Alloy 6 added temporal operators to Alloy, making it easier to model dynamic systems.


A signature or relation can be declared mutable with the var keyword:

sig Server {}

var sig Offline in Server {}

sig Client {
  , var connected_to: lone Server - Offline

The set of servers that are offline is mutable: different servers can be offline in different steps. The connected_to field is also mutable and can have different Client -> Server pairs in different steps.


This uses the in modifier as in the Subtyping technique.

The number of steps in a model is specified with the Steps command.

Temporal Operators

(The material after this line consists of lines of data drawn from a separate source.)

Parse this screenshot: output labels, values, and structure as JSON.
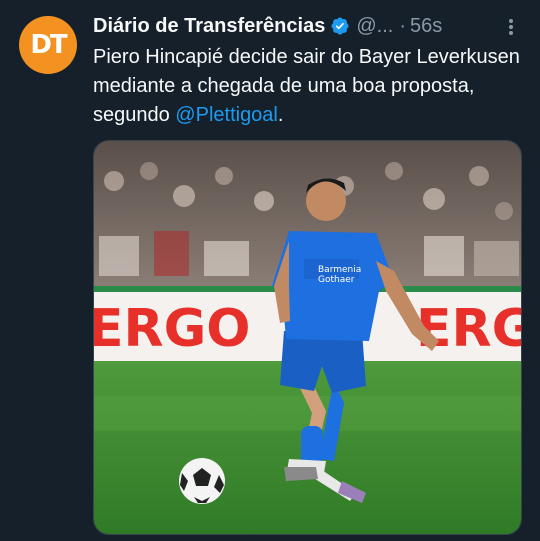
{
  "tweet": {
    "avatar_text": "DT",
    "author_name": "Diário de Transferências",
    "handle": "@...",
    "separator": "·",
    "time": "56s",
    "text_before_mention": "Piero Hincapié decide sair do Bayer Leverkusen mediante a chegada de uma boa proposta, segundo ",
    "mention": "@Plettigoal",
    "text_after_mention": "."
  },
  "photo": {
    "ad_board_text": "ERGO",
    "shirt_sponsor_line1": "Barmenia",
    "shirt_sponsor_line2": "Gothaer"
  },
  "colors": {
    "background": "#15202b",
    "text": "#f7f9f9",
    "secondary": "#8b98a5",
    "link": "#1d9bf0",
    "avatar": "#f39221",
    "jersey": "#1e6fe0",
    "ad_red": "#e8302a"
  },
  "icons": {
    "verified": "verified-badge-icon",
    "more": "more-options-icon"
  }
}
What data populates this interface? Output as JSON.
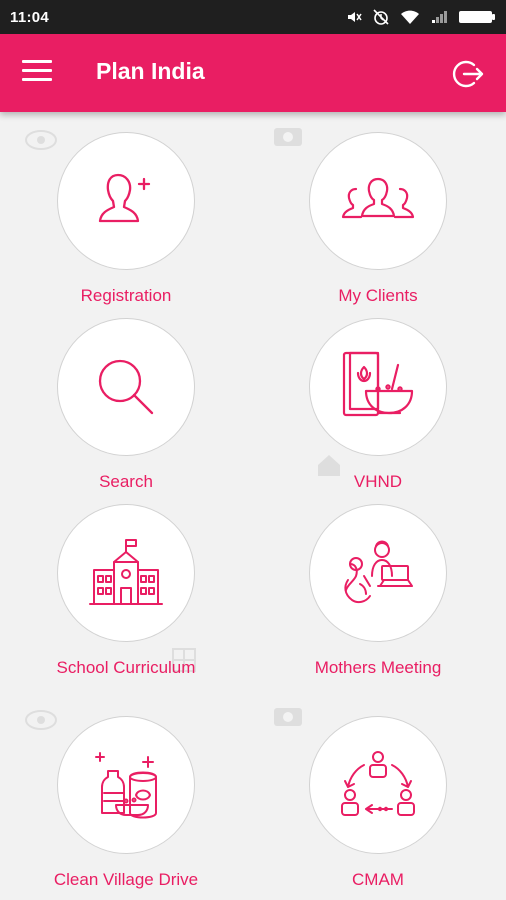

A dynamic model is broken into several Steps. For each step, all var signatures and relations may change, depending on the predicates. By default, all predicates and facts only hold for the initial step of a variable. Eg

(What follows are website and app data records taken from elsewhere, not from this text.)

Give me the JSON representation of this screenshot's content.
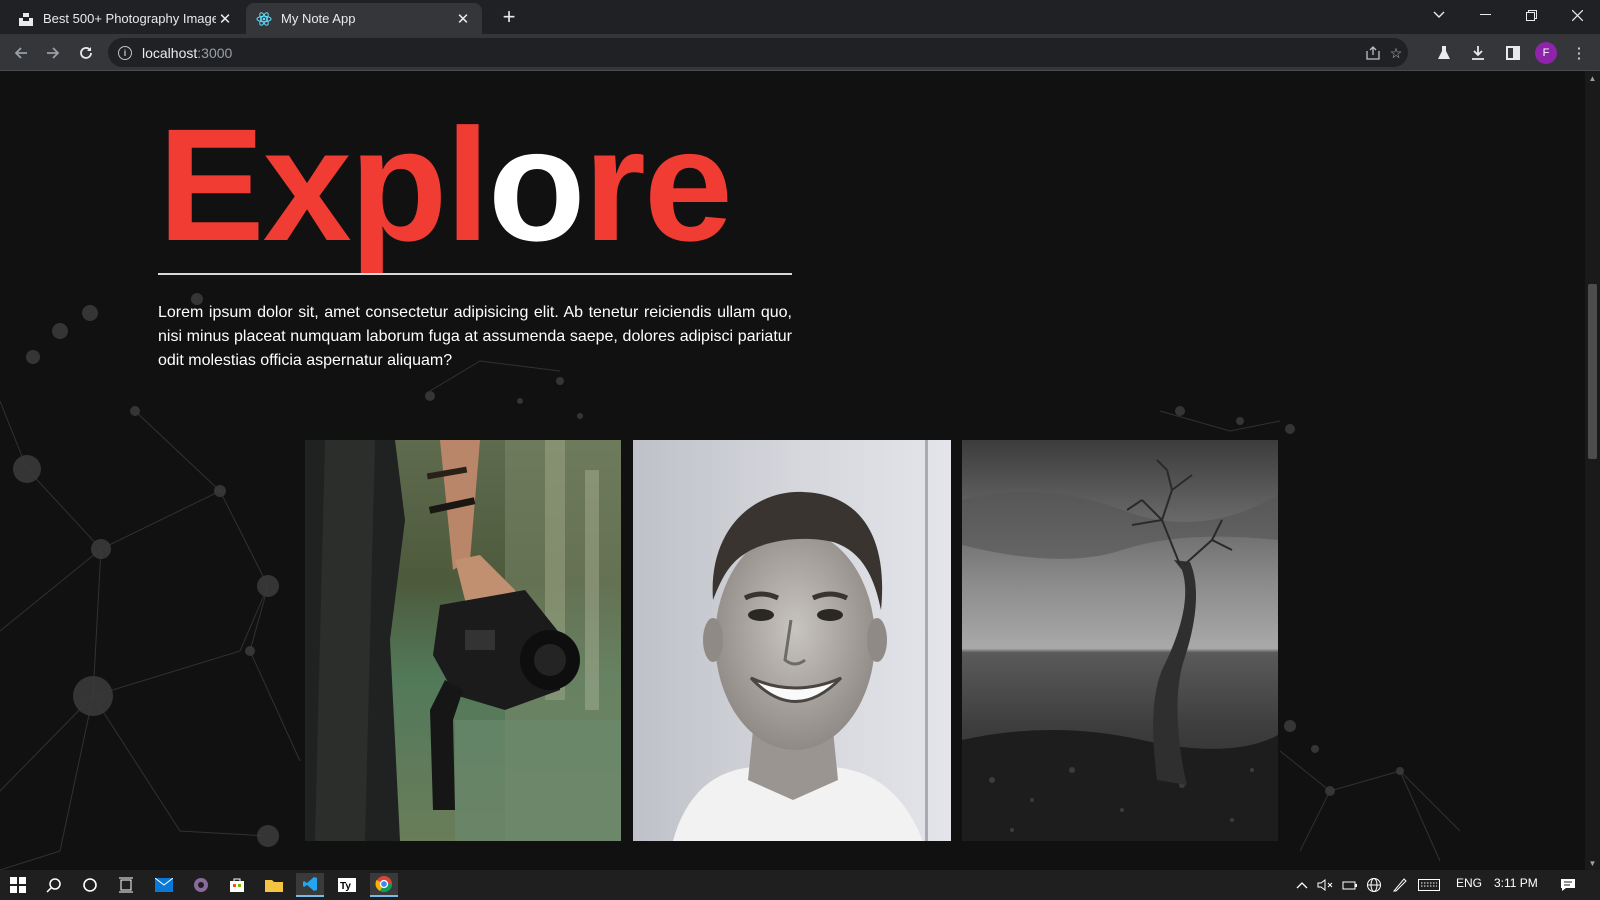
{
  "browser": {
    "tabs": [
      {
        "title": "Best 500+ Photography Images [",
        "favicon": "unsplash-icon",
        "active": false
      },
      {
        "title": "My Note App",
        "favicon": "react-icon",
        "active": true
      }
    ],
    "url_host": "localhost",
    "url_port": ":3000",
    "profile_initial": "F"
  },
  "page": {
    "title_red_1": "Expl",
    "title_white": "o",
    "title_red_2": "re",
    "description": "Lorem ipsum dolor sit, amet consectetur adipisicing elit. Ab tenetur reiciendis ullam quo, nisi minus placeat numquam laborum fuga at assumenda saepe, dolores adipisci pariatur odit molestias officia aspernatur aliquam?",
    "accent_color": "#f13c34",
    "photos": [
      {
        "name": "photo-camera-hand"
      },
      {
        "name": "photo-smiling-man"
      },
      {
        "name": "photo-lone-tree"
      }
    ]
  },
  "taskbar": {
    "language": "ENG",
    "time": "3:11 PM"
  }
}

fact "init" {
  no Offline
  no connected_to

This fact says that in the initial step, there are no offline servers and no connection between clients and servers. There are no constraints, however, on future steps. To place constraints on future steps, put predicates inside a temporal operator, like always or eventually.

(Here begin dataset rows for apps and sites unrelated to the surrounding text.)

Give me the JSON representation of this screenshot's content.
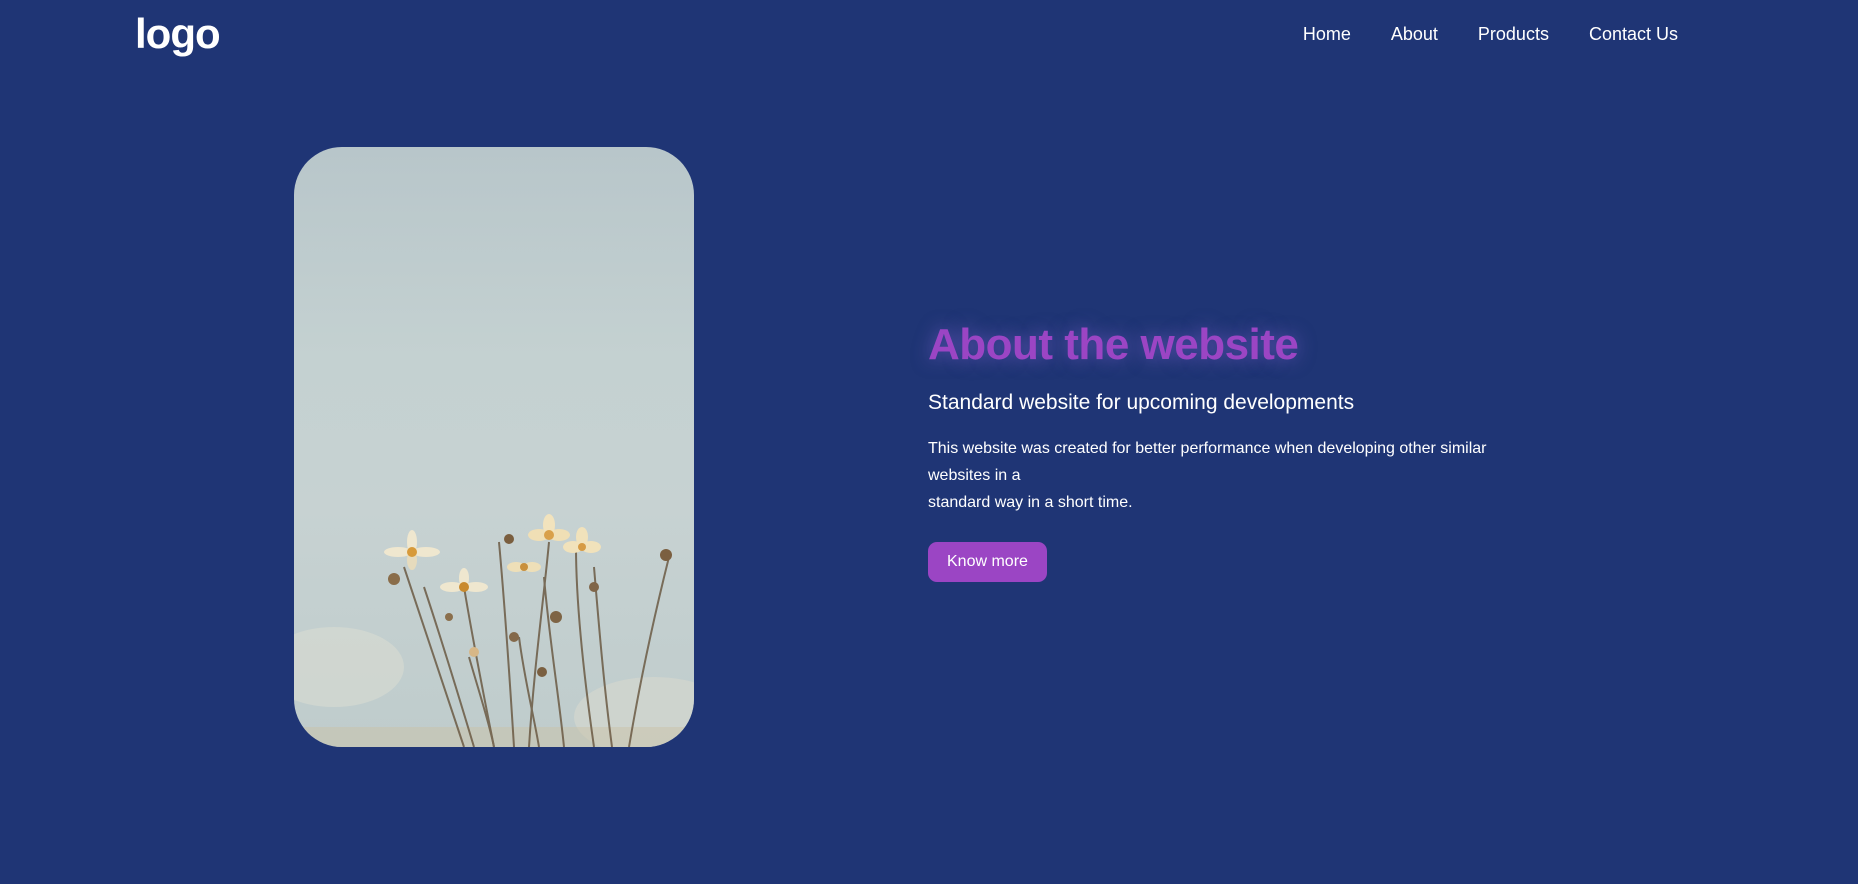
{
  "header": {
    "logo": "logo",
    "nav": [
      {
        "label": "Home"
      },
      {
        "label": "About"
      },
      {
        "label": "Products"
      },
      {
        "label": "Contact Us"
      }
    ]
  },
  "hero": {
    "image_alt_subject": "flowers-photo",
    "title": "About the website",
    "subtitle": "Standard website for upcoming developments",
    "description_lines": [
      "This website was created for better performance when developing other similar",
      "websites in a",
      "standard way in a short time."
    ],
    "button_label": "Know more"
  },
  "colors": {
    "background": "#1f3575",
    "accent": "#9b45c4",
    "text": "#ffffff"
  }
}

pred spec {
  always no Offline
  eventually some connected_to


run {spec}
  • always no Offline means that no Offline is true now, and in all future steps.

  • eventually some connected_to means that some connected_to is true in at least one step, now or in the future.

Temporal operators can be combined: eventually always some Offline means that there’s a step where, from that step forward, there is some Offline server.

To model a “change”, we relate the values of a variable between two steps. If connected_to is a var field, then connected_to' is the value of connected_to in the next step.

pred connect[c: Client, s: Server] {
  c -> s not in connected_to
  connected_to' = connected_to ++ c -> s

In this example, connect is true or false in every step. In steps where it is true, the client is not connected to the server and in the next step, it is connected to the server. This represents the state of the system changing.

' is also called the prime operator. Combining primed predicates with temporal operators gives us a simple way to model system dynamics.

pred spec {
  -- all servers always online
  always no Offline

  -- initially no connections
  no connected_to

  -- every step, a client connects to a new server
  always some c: Client, s: Server {

run {spec}

List of Operators

Alloy operators include both future and past operators. Operators are true and false for a specific step.

Future temporal operators



always P

P is true and true in all future steps

eventually P

P is true or true in at least one future step

after P

P is true in the next step

P ; Q

Shorthand for P && after Q

Q releases P

P is true until Q is true, then P may become false

P until Q

Equivalent to (Q releases P) and eventually Q

(P' is special: instead of being true or false, it’s simply the value of the P in the next step.)

There are also past operators corresponding to each future operator. once P is the past-version of eventually P: P is true or true in at least one previous step.

Past temporal operators

Future Operator

Past Version